WHAT TO PRODUCE: While copying the entries exactly, leave out each picture they contain.

Excerpts from an interface dataset

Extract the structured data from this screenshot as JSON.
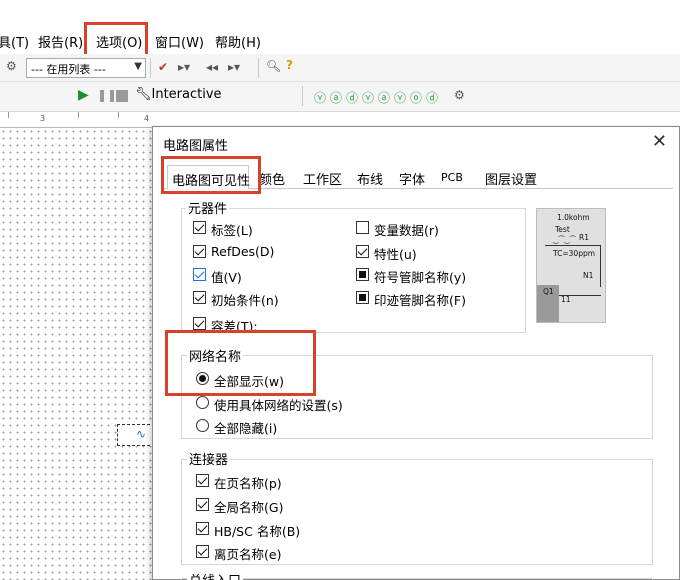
{
  "menubar": {
    "items": [
      {
        "label": "具(T)"
      },
      {
        "label": "报告(R)"
      },
      {
        "label": "选项(O)"
      },
      {
        "label": "窗口(W)"
      },
      {
        "label": "帮助(H)"
      }
    ]
  },
  "toolbar": {
    "list_combo_value": "--- 在用列表 ---",
    "interactive_label": "Interactive"
  },
  "ruler": {
    "ticks": [
      "3",
      "4"
    ]
  },
  "dialog": {
    "title": "电路图属性",
    "tabs": [
      "电路图可见性",
      "颜色",
      "工作区",
      "布线",
      "字体",
      "PCB",
      "图层设置"
    ],
    "component_group": {
      "label": "元器件",
      "left_items": [
        {
          "label": "标签(L)",
          "state": "checked"
        },
        {
          "label": "RefDes(D)",
          "state": "checked"
        },
        {
          "label": "值(V)",
          "state": "checked-blue"
        },
        {
          "label": "初始条件(n)",
          "state": "checked"
        },
        {
          "label": "容差(T):",
          "state": "checked"
        }
      ],
      "right_items": [
        {
          "label": "变量数据(r)",
          "state": "unchecked"
        },
        {
          "label": "特性(u)",
          "state": "checked"
        },
        {
          "label": "符号管脚名称(y)",
          "state": "square"
        },
        {
          "label": "印迹管脚名称(F)",
          "state": "square"
        }
      ]
    },
    "preview": {
      "resistance": "1.0kohm",
      "test": "Test",
      "r_ref": "R1",
      "tc": "TC=30ppm",
      "node": "N1",
      "q_ref": "Q1",
      "pin": "11"
    },
    "net_group": {
      "label": "网络名称",
      "options": [
        {
          "label": "全部显示(w)",
          "checked": true
        },
        {
          "label": "使用具体网络的设置(s)",
          "checked": false
        },
        {
          "label": "全部隐藏(i)",
          "checked": false
        }
      ]
    },
    "connector_group": {
      "label": "连接器",
      "items": [
        {
          "label": "在页名称(p)",
          "state": "checked"
        },
        {
          "label": "全局名称(G)",
          "state": "checked"
        },
        {
          "label": "HB/SC 名称(B)",
          "state": "checked"
        },
        {
          "label": "离页名称(e)",
          "state": "checked"
        }
      ]
    },
    "bus_group": {
      "label": "总线入口"
    }
  },
  "colors": {
    "highlight": "#d9412f",
    "check_blue": "#1a73e8"
  }
}
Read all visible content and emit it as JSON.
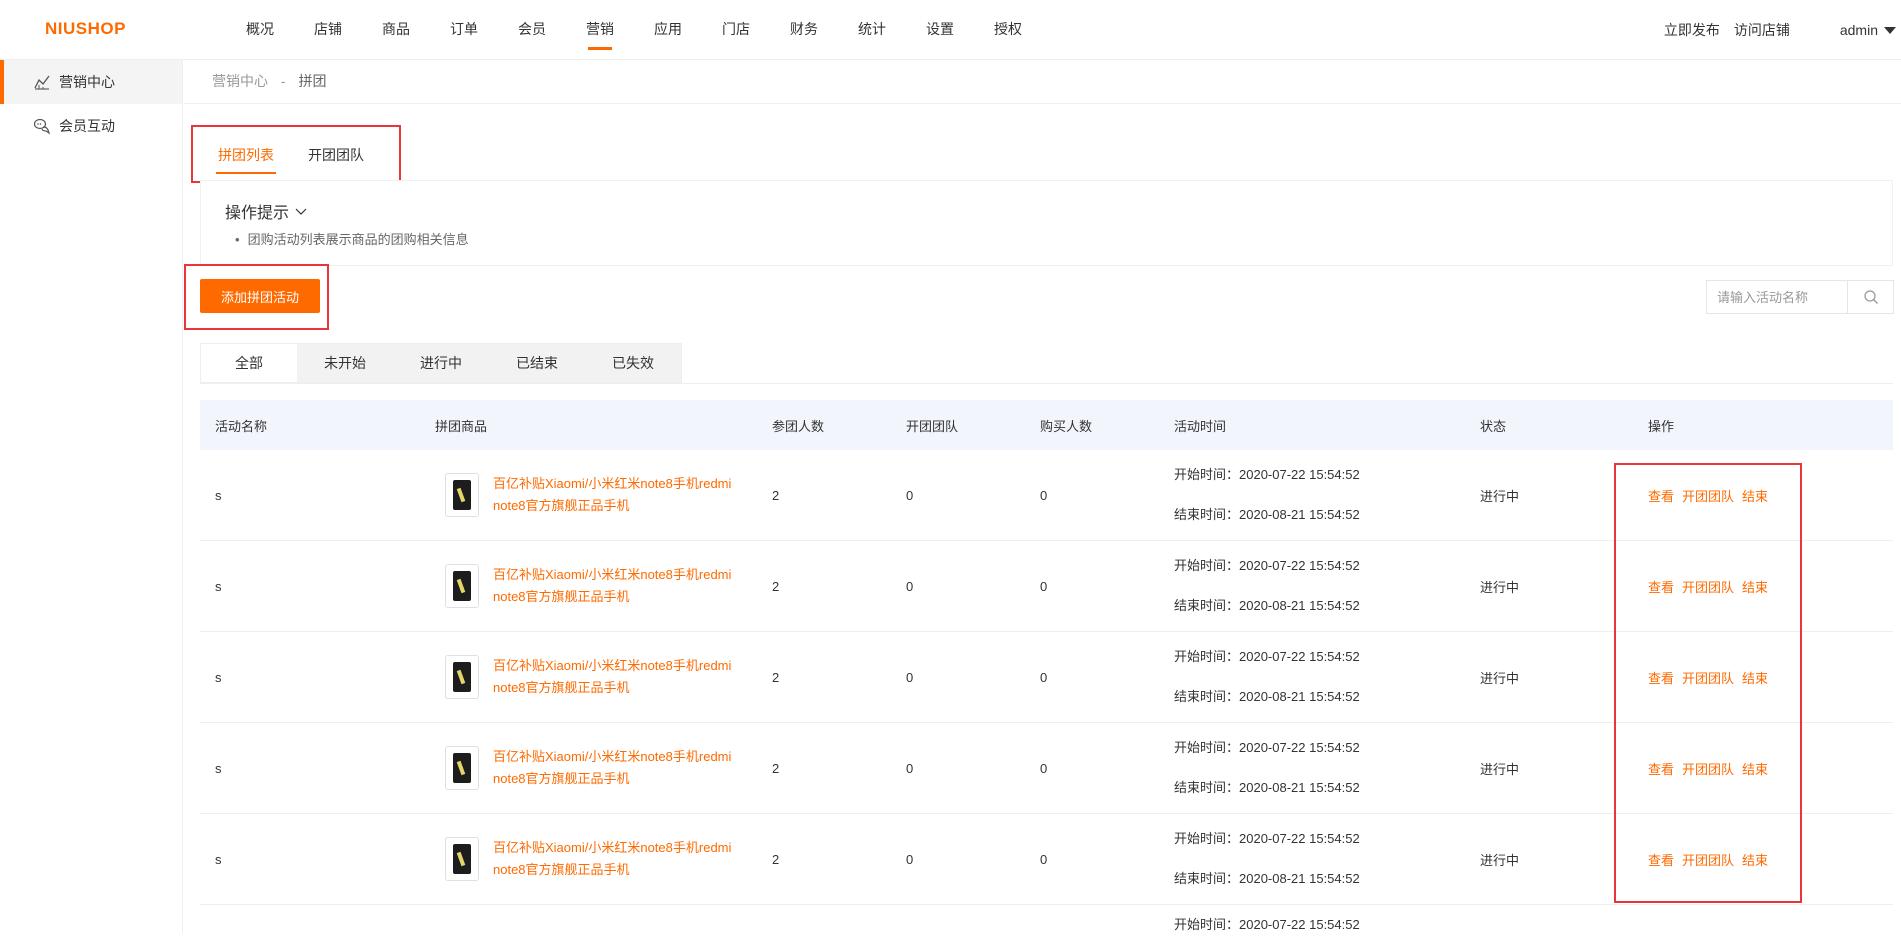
{
  "app": {
    "logo": "NIUSHOP"
  },
  "nav": [
    {
      "label": "概况",
      "active": false
    },
    {
      "label": "店铺",
      "active": false
    },
    {
      "label": "商品",
      "active": false
    },
    {
      "label": "订单",
      "active": false
    },
    {
      "label": "会员",
      "active": false
    },
    {
      "label": "营销",
      "active": true
    },
    {
      "label": "应用",
      "active": false
    },
    {
      "label": "门店",
      "active": false
    },
    {
      "label": "财务",
      "active": false
    },
    {
      "label": "统计",
      "active": false
    },
    {
      "label": "设置",
      "active": false
    },
    {
      "label": "授权",
      "active": false
    }
  ],
  "header": {
    "publish": "立即发布",
    "visit": "访问店铺",
    "user": "admin"
  },
  "sidebar": {
    "items": [
      {
        "label": "营销中心",
        "icon": "chart-line-icon",
        "active": true
      },
      {
        "label": "会员互动",
        "icon": "chat-bubbles-icon",
        "active": false
      }
    ]
  },
  "breadcrumb": {
    "parent": "营销中心",
    "separator": "-",
    "current": "拼团"
  },
  "page_tabs": [
    {
      "label": "拼团列表",
      "active": true
    },
    {
      "label": "开团团队",
      "active": false
    }
  ],
  "tips": {
    "title": "操作提示",
    "line": "团购活动列表展示商品的团购相关信息"
  },
  "toolbar": {
    "add_label": "添加拼团活动",
    "search_placeholder": "请输入活动名称"
  },
  "status_tabs": [
    {
      "label": "全部",
      "active": true
    },
    {
      "label": "未开始",
      "active": false
    },
    {
      "label": "进行中",
      "active": false
    },
    {
      "label": "已结束",
      "active": false
    },
    {
      "label": "已失效",
      "active": false
    }
  ],
  "table": {
    "headers": [
      "活动名称",
      "拼团商品",
      "参团人数",
      "开团团队",
      "购买人数",
      "活动时间",
      "状态",
      "操作"
    ],
    "actions": [
      "查看",
      "开团团队",
      "结束"
    ],
    "rows": [
      {
        "name": "s",
        "goods": "百亿补贴Xiaomi/小米红米note8手机redmi note8官方旗舰正品手机",
        "joined": "2",
        "teams": "0",
        "buyers": "0",
        "start": "开始时间：2020-07-22 15:54:52",
        "end": "结束时间：2020-08-21 15:54:52",
        "status": "进行中"
      },
      {
        "name": "s",
        "goods": "百亿补贴Xiaomi/小米红米note8手机redmi note8官方旗舰正品手机",
        "joined": "2",
        "teams": "0",
        "buyers": "0",
        "start": "开始时间：2020-07-22 15:54:52",
        "end": "结束时间：2020-08-21 15:54:52",
        "status": "进行中"
      },
      {
        "name": "s",
        "goods": "百亿补贴Xiaomi/小米红米note8手机redmi note8官方旗舰正品手机",
        "joined": "2",
        "teams": "0",
        "buyers": "0",
        "start": "开始时间：2020-07-22 15:54:52",
        "end": "结束时间：2020-08-21 15:54:52",
        "status": "进行中"
      },
      {
        "name": "s",
        "goods": "百亿补贴Xiaomi/小米红米note8手机redmi note8官方旗舰正品手机",
        "joined": "2",
        "teams": "0",
        "buyers": "0",
        "start": "开始时间：2020-07-22 15:54:52",
        "end": "结束时间：2020-08-21 15:54:52",
        "status": "进行中"
      },
      {
        "name": "s",
        "goods": "百亿补贴Xiaomi/小米红米note8手机redmi note8官方旗舰正品手机",
        "joined": "2",
        "teams": "0",
        "buyers": "0",
        "start": "开始时间：2020-07-22 15:54:52",
        "end": "结束时间：2020-08-21 15:54:52",
        "status": "进行中"
      }
    ],
    "partial_row_start": "开始时间：2020-07-22 15:54:52"
  },
  "colors": {
    "accent": "#ff6a00",
    "highlight_box": "#e8363b",
    "table_header_bg": "#f2f5fc"
  }
}
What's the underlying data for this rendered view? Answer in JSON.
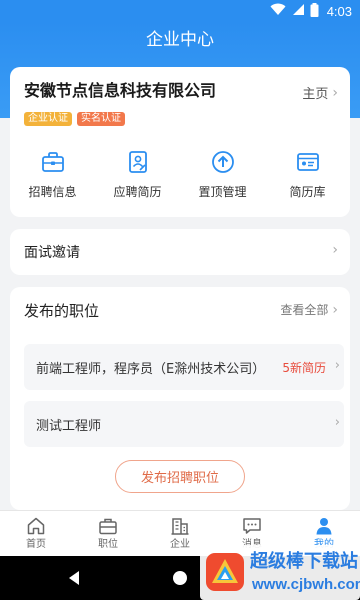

FINAL ANSWER:
Extract the structured data from this screenshot as JSON.
{
  "menubar": {
    "items": [
      {
        "label": "具(T)"
      },
      {
        "label": "报告(R)"
      },
      {
        "label": "选项(O)"
      },
      {
        "label": "窗口(W)"
      },
      {
        "label": "帮助(H)"
      }
    ]
  },
  "toolbar": {
    "list_combo_value": "--- 在用列表 ---",
    "interactive_label": "Interactive"
  },
  "ruler": {
    "ticks": [
      "3",
      "4"
    ]
  },
  "dialog": {
    "title": "电路图属性",
    "tabs": [
      "电路图可见性",
      "颜色",
      "工作区",
      "布线",
      "字体",
      "PCB",
      "图层设置"
    ],
    "component_group": {
      "label": "元器件",
      "left_items": [
        {
          "label": "标签(L)",
          "state": "checked"
        },
        {
          "label": "RefDes(D)",
          "state": "checked"
        },
        {
          "label": "值(V)",
          "state": "checked-blue"
        },
        {
          "label": "初始条件(n)",
          "state": "checked"
        },
        {
          "label": "容差(T):",
          "state": "checked"
        }
      ],
      "right_items": [
        {
          "label": "变量数据(r)",
          "state": "unchecked"
        },
        {
          "label": "特性(u)",
          "state": "checked"
        },
        {
          "label": "符号管脚名称(y)",
          "state": "square"
        },
        {
          "label": "印迹管脚名称(F)",
          "state": "square"
        }
      ]
    },
    "preview": {
      "resistance": "1.0kohm",
      "test": "Test",
      "r_ref": "R1",
      "tc": "TC=30ppm",
      "node": "N1",
      "q_ref": "Q1",
      "pin": "11"
    },
    "net_group": {
      "label": "网络名称",
      "options": [
        {
          "label": "全部显示(w)",
          "checked": true
        },
        {
          "label": "使用具体网络的设置(s)",
          "checked": false
        },
        {
          "label": "全部隐藏(i)",
          "checked": false
        }
      ]
    },
    "connector_group": {
      "label": "连接器",
      "items": [
        {
          "label": "在页名称(p)",
          "state": "checked"
        },
        {
          "label": "全局名称(G)",
          "state": "checked"
        },
        {
          "label": "HB/SC 名称(B)",
          "state": "checked"
        },
        {
          "label": "离页名称(e)",
          "state": "checked"
        }
      ]
    },
    "bus_group": {
      "label": "总线入口"
    }
  },
  "colors": {
    "highlight": "#d9412f",
    "check_blue": "#1a73e8"
  }
}
Read all visible content and emit it as JSON.
{
  "app": {
    "logo": "NIUSHOP"
  },
  "nav": [
    {
      "label": "概况",
      "active": false
    },
    {
      "label": "店铺",
      "active": false
    },
    {
      "label": "商品",
      "active": false
    },
    {
      "label": "订单",
      "active": false
    },
    {
      "label": "会员",
      "active": false
    },
    {
      "label": "营销",
      "active": true
    },
    {
      "label": "应用",
      "active": false
    },
    {
      "label": "门店",
      "active": false
    },
    {
      "label": "财务",
      "active": false
    },
    {
      "label": "统计",
      "active": false
    },
    {
      "label": "设置",
      "active": false
    },
    {
      "label": "授权",
      "active": false
    }
  ],
  "header": {
    "publish": "立即发布",
    "visit": "访问店铺",
    "user": "admin"
  },
  "sidebar": {
    "items": [
      {
        "label": "营销中心",
        "icon": "chart-line-icon",
        "active": true
      },
      {
        "label": "会员互动",
        "icon": "chat-bubbles-icon",
        "active": false
      }
    ]
  },
  "breadcrumb": {
    "parent": "营销中心",
    "separator": "-",
    "current": "拼团"
  },
  "page_tabs": [
    {
      "label": "拼团列表",
      "active": true
    },
    {
      "label": "开团团队",
      "active": false
    }
  ],
  "tips": {
    "title": "操作提示",
    "line": "团购活动列表展示商品的团购相关信息"
  },
  "toolbar": {
    "add_label": "添加拼团活动",
    "search_placeholder": "请输入活动名称"
  },
  "status_tabs": [
    {
      "label": "全部",
      "active": true
    },
    {
      "label": "未开始",
      "active": false
    },
    {
      "label": "进行中",
      "active": false
    },
    {
      "label": "已结束",
      "active": false
    },
    {
      "label": "已失效",
      "active": false
    }
  ],
  "table": {
    "headers": [
      "活动名称",
      "拼团商品",
      "参团人数",
      "开团团队",
      "购买人数",
      "活动时间",
      "状态",
      "操作"
    ],
    "actions": [
      "查看",
      "开团团队",
      "结束"
    ],
    "rows": [
      {
        "name": "s",
        "goods": "百亿补贴Xiaomi/小米红米note8手机redmi note8官方旗舰正品手机",
        "joined": "2",
        "teams": "0",
        "buyers": "0",
        "start": "开始时间：2020-07-22 15:54:52",
        "end": "结束时间：2020-08-21 15:54:52",
        "status": "进行中"
      },
      {
        "name": "s",
        "goods": "百亿补贴Xiaomi/小米红米note8手机redmi note8官方旗舰正品手机",
        "joined": "2",
        "teams": "0",
        "buyers": "0",
        "start": "开始时间：2020-07-22 15:54:52",
        "end": "结束时间：2020-08-21 15:54:52",
        "status": "进行中"
      },
      {
        "name": "s",
        "goods": "百亿补贴Xiaomi/小米红米note8手机redmi note8官方旗舰正品手机",
        "joined": "2",
        "teams": "0",
        "buyers": "0",
        "start": "开始时间：2020-07-22 15:54:52",
        "end": "结束时间：2020-08-21 15:54:52",
        "status": "进行中"
      },
      {
        "name": "s",
        "goods": "百亿补贴Xiaomi/小米红米note8手机redmi note8官方旗舰正品手机",
        "joined": "2",
        "teams": "0",
        "buyers": "0",
        "start": "开始时间：2020-07-22 15:54:52",
        "end": "结束时间：2020-08-21 15:54:52",
        "status": "进行中"
      },
      {
        "name": "s",
        "goods": "百亿补贴Xiaomi/小米红米note8手机redmi note8官方旗舰正品手机",
        "joined": "2",
        "teams": "0",
        "buyers": "0",
        "start": "开始时间：2020-07-22 15:54:52",
        "end": "结束时间：2020-08-21 15:54:52",
        "status": "进行中"
      }
    ],
    "partial_row_start": "开始时间：2020-07-22 15:54:52"
  },
  "colors": {
    "accent": "#ff6a00",
    "highlight_box": "#e8363b",
    "table_header_bg": "#f2f5fc"
  }
}
What's the underlying data for this rendered view? Answer in JSON.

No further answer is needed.